Required work:
Write out every record below exactly, leaving the pictures out.

Material for this task:
···

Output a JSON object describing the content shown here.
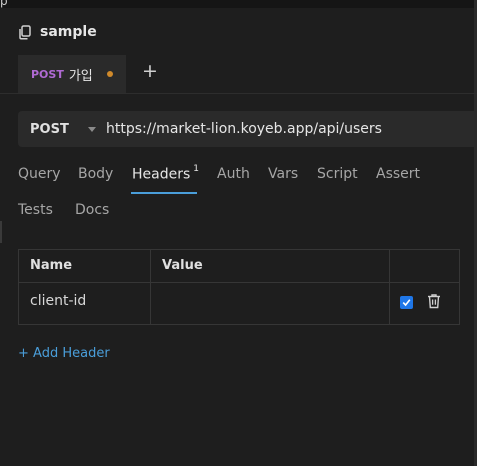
{
  "window": {
    "corner_glyph": "p"
  },
  "collection": {
    "icon": "copy-icon",
    "title": "sample"
  },
  "tabs": [
    {
      "method": "POST",
      "name": "가입",
      "unsaved": true
    }
  ],
  "new_tab": {
    "label": "+"
  },
  "request": {
    "method": "POST",
    "url": "https://market-lion.koyeb.app/api/users"
  },
  "request_tabs": [
    {
      "label": "Query"
    },
    {
      "label": "Body"
    },
    {
      "label": "Headers",
      "count": "1",
      "active": true
    },
    {
      "label": "Auth"
    },
    {
      "label": "Vars"
    },
    {
      "label": "Script"
    },
    {
      "label": "Assert"
    },
    {
      "label": "Tests"
    },
    {
      "label": "Docs"
    }
  ],
  "headers_table": {
    "columns": [
      "Name",
      "Value",
      ""
    ],
    "rows": [
      {
        "name": "client-id",
        "value": "",
        "enabled": true
      }
    ]
  },
  "add_header_label": "+ Add Header",
  "colors": {
    "method_purple": "#b06ad3",
    "unsaved_dot": "#d08a2b",
    "accent_blue": "#4a9eda",
    "checkbox_blue": "#1f77e8"
  }
}
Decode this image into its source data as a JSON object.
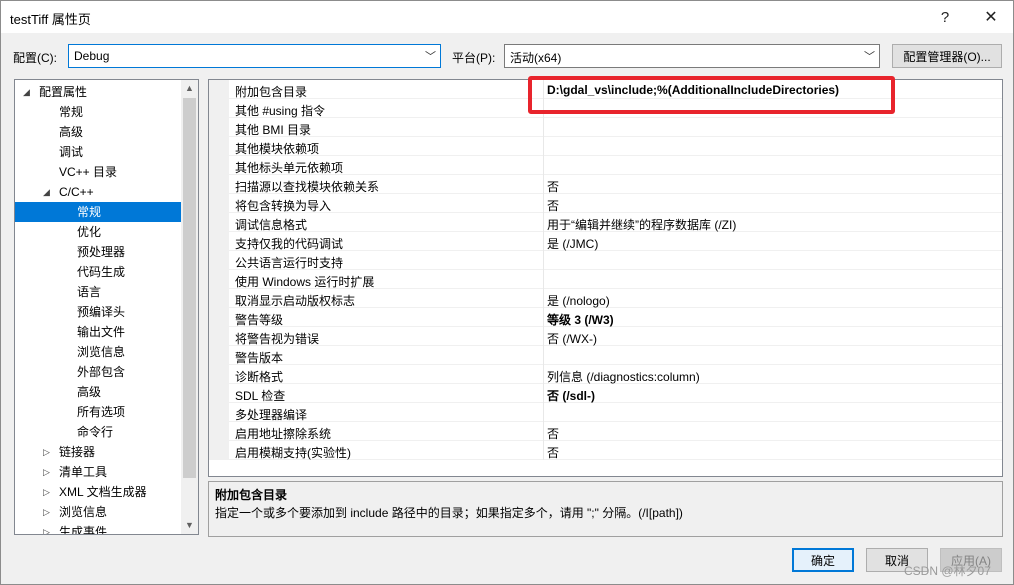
{
  "window": {
    "title": "testTiff 属性页",
    "help_label": "?",
    "close_label": "✕"
  },
  "config": {
    "label": "配置(C):",
    "value": "Debug",
    "platform_label": "平台(P):",
    "platform_value": "活动(x64)",
    "manager_button": "配置管理器(O)..."
  },
  "tree": {
    "items": [
      {
        "label": "配置属性",
        "expander": "◢",
        "level": 0
      },
      {
        "label": "常规",
        "expander": "",
        "level": 2
      },
      {
        "label": "高级",
        "expander": "",
        "level": 2
      },
      {
        "label": "调试",
        "expander": "",
        "level": 2
      },
      {
        "label": "VC++ 目录",
        "expander": "",
        "level": 2
      },
      {
        "label": "C/C++",
        "expander": "◢",
        "level": 1
      },
      {
        "label": "常规",
        "expander": "",
        "level": 3,
        "selected": true
      },
      {
        "label": "优化",
        "expander": "",
        "level": 3
      },
      {
        "label": "预处理器",
        "expander": "",
        "level": 3
      },
      {
        "label": "代码生成",
        "expander": "",
        "level": 3
      },
      {
        "label": "语言",
        "expander": "",
        "level": 3
      },
      {
        "label": "预编译头",
        "expander": "",
        "level": 3
      },
      {
        "label": "输出文件",
        "expander": "",
        "level": 3
      },
      {
        "label": "浏览信息",
        "expander": "",
        "level": 3
      },
      {
        "label": "外部包含",
        "expander": "",
        "level": 3
      },
      {
        "label": "高级",
        "expander": "",
        "level": 3
      },
      {
        "label": "所有选项",
        "expander": "",
        "level": 3
      },
      {
        "label": "命令行",
        "expander": "",
        "level": 3
      },
      {
        "label": "链接器",
        "expander": "▷",
        "level": 1
      },
      {
        "label": "清单工具",
        "expander": "▷",
        "level": 1
      },
      {
        "label": "XML 文档生成器",
        "expander": "▷",
        "level": 1
      },
      {
        "label": "浏览信息",
        "expander": "▷",
        "level": 1
      },
      {
        "label": "生成事件",
        "expander": "▷",
        "level": 1
      }
    ]
  },
  "properties": [
    {
      "name": "附加包含目录",
      "value": "D:\\gdal_vs\\include;%(AdditionalIncludeDirectories)",
      "bold": true
    },
    {
      "name": "其他 #using 指令",
      "value": ""
    },
    {
      "name": "其他 BMI 目录",
      "value": ""
    },
    {
      "name": "其他模块依赖项",
      "value": ""
    },
    {
      "name": "其他标头单元依赖项",
      "value": ""
    },
    {
      "name": "扫描源以查找模块依赖关系",
      "value": "否"
    },
    {
      "name": "将包含转换为导入",
      "value": "否"
    },
    {
      "name": "调试信息格式",
      "value": "用于“编辑并继续”的程序数据库 (/ZI)"
    },
    {
      "name": "支持仅我的代码调试",
      "value": "是 (/JMC)"
    },
    {
      "name": "公共语言运行时支持",
      "value": ""
    },
    {
      "name": "使用 Windows 运行时扩展",
      "value": ""
    },
    {
      "name": "取消显示启动版权标志",
      "value": "是 (/nologo)"
    },
    {
      "name": "警告等级",
      "value": "等级 3 (/W3)",
      "bold": true
    },
    {
      "name": "将警告视为错误",
      "value": "否 (/WX-)"
    },
    {
      "name": "警告版本",
      "value": ""
    },
    {
      "name": "诊断格式",
      "value": "列信息 (/diagnostics:column)"
    },
    {
      "name": "SDL 检查",
      "value": "否 (/sdl-)",
      "bold": true
    },
    {
      "name": "多处理器编译",
      "value": ""
    },
    {
      "name": "启用地址擦除系统",
      "value": "否"
    },
    {
      "name": "启用模糊支持(实验性)",
      "value": "否"
    }
  ],
  "description": {
    "title": "附加包含目录",
    "text": "指定一个或多个要添加到 include 路径中的目录；如果指定多个，请用 \";\" 分隔。(/I[path])"
  },
  "buttons": {
    "ok": "确定",
    "cancel": "取消",
    "apply": "应用(A)"
  },
  "watermark": "CSDN @林夕07"
}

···

Answer section:
Output a JSON object describing the content shown here.
{
  "window": {
    "corner_glyph": "p"
  },
  "collection": {
    "icon": "copy-icon",
    "title": "sample"
  },
  "tabs": [
    {
      "method": "POST",
      "name": "가입",
      "unsaved": true
    }
  ],
  "new_tab": {
    "label": "+"
  },
  "request": {
    "method": "POST",
    "url": "https://market-lion.koyeb.app/api/users"
  },
  "request_tabs": [
    {
      "label": "Query"
    },
    {
      "label": "Body"
    },
    {
      "label": "Headers",
      "count": "1",
      "active": true
    },
    {
      "label": "Auth"
    },
    {
      "label": "Vars"
    },
    {
      "label": "Script"
    },
    {
      "label": "Assert"
    },
    {
      "label": "Tests"
    },
    {
      "label": "Docs"
    }
  ],
  "headers_table": {
    "columns": [
      "Name",
      "Value",
      ""
    ],
    "rows": [
      {
        "name": "client-id",
        "value": "",
        "enabled": true
      }
    ]
  },
  "add_header_label": "+ Add Header",
  "colors": {
    "method_purple": "#b06ad3",
    "unsaved_dot": "#d08a2b",
    "accent_blue": "#4a9eda",
    "checkbox_blue": "#1f77e8"
  }
}
Decode this image into its source data as a JSON object.
{
  "window": {
    "title": "testTiff 属性页",
    "help_label": "?",
    "close_label": "✕"
  },
  "config": {
    "label": "配置(C):",
    "value": "Debug",
    "platform_label": "平台(P):",
    "platform_value": "活动(x64)",
    "manager_button": "配置管理器(O)..."
  },
  "tree": {
    "items": [
      {
        "label": "配置属性",
        "expander": "◢",
        "level": 0
      },
      {
        "label": "常规",
        "expander": "",
        "level": 2
      },
      {
        "label": "高级",
        "expander": "",
        "level": 2
      },
      {
        "label": "调试",
        "expander": "",
        "level": 2
      },
      {
        "label": "VC++ 目录",
        "expander": "",
        "level": 2
      },
      {
        "label": "C/C++",
        "expander": "◢",
        "level": 1
      },
      {
        "label": "常规",
        "expander": "",
        "level": 3,
        "selected": true
      },
      {
        "label": "优化",
        "expander": "",
        "level": 3
      },
      {
        "label": "预处理器",
        "expander": "",
        "level": 3
      },
      {
        "label": "代码生成",
        "expander": "",
        "level": 3
      },
      {
        "label": "语言",
        "expander": "",
        "level": 3
      },
      {
        "label": "预编译头",
        "expander": "",
        "level": 3
      },
      {
        "label": "输出文件",
        "expander": "",
        "level": 3
      },
      {
        "label": "浏览信息",
        "expander": "",
        "level": 3
      },
      {
        "label": "外部包含",
        "expander": "",
        "level": 3
      },
      {
        "label": "高级",
        "expander": "",
        "level": 3
      },
      {
        "label": "所有选项",
        "expander": "",
        "level": 3
      },
      {
        "label": "命令行",
        "expander": "",
        "level": 3
      },
      {
        "label": "链接器",
        "expander": "▷",
        "level": 1
      },
      {
        "label": "清单工具",
        "expander": "▷",
        "level": 1
      },
      {
        "label": "XML 文档生成器",
        "expander": "▷",
        "level": 1
      },
      {
        "label": "浏览信息",
        "expander": "▷",
        "level": 1
      },
      {
        "label": "生成事件",
        "expander": "▷",
        "level": 1
      }
    ]
  },
  "properties": [
    {
      "name": "附加包含目录",
      "value": "D:\\gdal_vs\\include;%(AdditionalIncludeDirectories)",
      "bold": true
    },
    {
      "name": "其他 #using 指令",
      "value": ""
    },
    {
      "name": "其他 BMI 目录",
      "value": ""
    },
    {
      "name": "其他模块依赖项",
      "value": ""
    },
    {
      "name": "其他标头单元依赖项",
      "value": ""
    },
    {
      "name": "扫描源以查找模块依赖关系",
      "value": "否"
    },
    {
      "name": "将包含转换为导入",
      "value": "否"
    },
    {
      "name": "调试信息格式",
      "value": "用于“编辑并继续”的程序数据库 (/ZI)"
    },
    {
      "name": "支持仅我的代码调试",
      "value": "是 (/JMC)"
    },
    {
      "name": "公共语言运行时支持",
      "value": ""
    },
    {
      "name": "使用 Windows 运行时扩展",
      "value": ""
    },
    {
      "name": "取消显示启动版权标志",
      "value": "是 (/nologo)"
    },
    {
      "name": "警告等级",
      "value": "等级 3 (/W3)",
      "bold": true
    },
    {
      "name": "将警告视为错误",
      "value": "否 (/WX-)"
    },
    {
      "name": "警告版本",
      "value": ""
    },
    {
      "name": "诊断格式",
      "value": "列信息 (/diagnostics:column)"
    },
    {
      "name": "SDL 检查",
      "value": "否 (/sdl-)",
      "bold": true
    },
    {
      "name": "多处理器编译",
      "value": ""
    },
    {
      "name": "启用地址擦除系统",
      "value": "否"
    },
    {
      "name": "启用模糊支持(实验性)",
      "value": "否"
    }
  ],
  "description": {
    "title": "附加包含目录",
    "text": "指定一个或多个要添加到 include 路径中的目录；如果指定多个，请用 \";\" 分隔。(/I[path])"
  },
  "buttons": {
    "ok": "确定",
    "cancel": "取消",
    "apply": "应用(A)"
  },
  "watermark": "CSDN @林夕07"
}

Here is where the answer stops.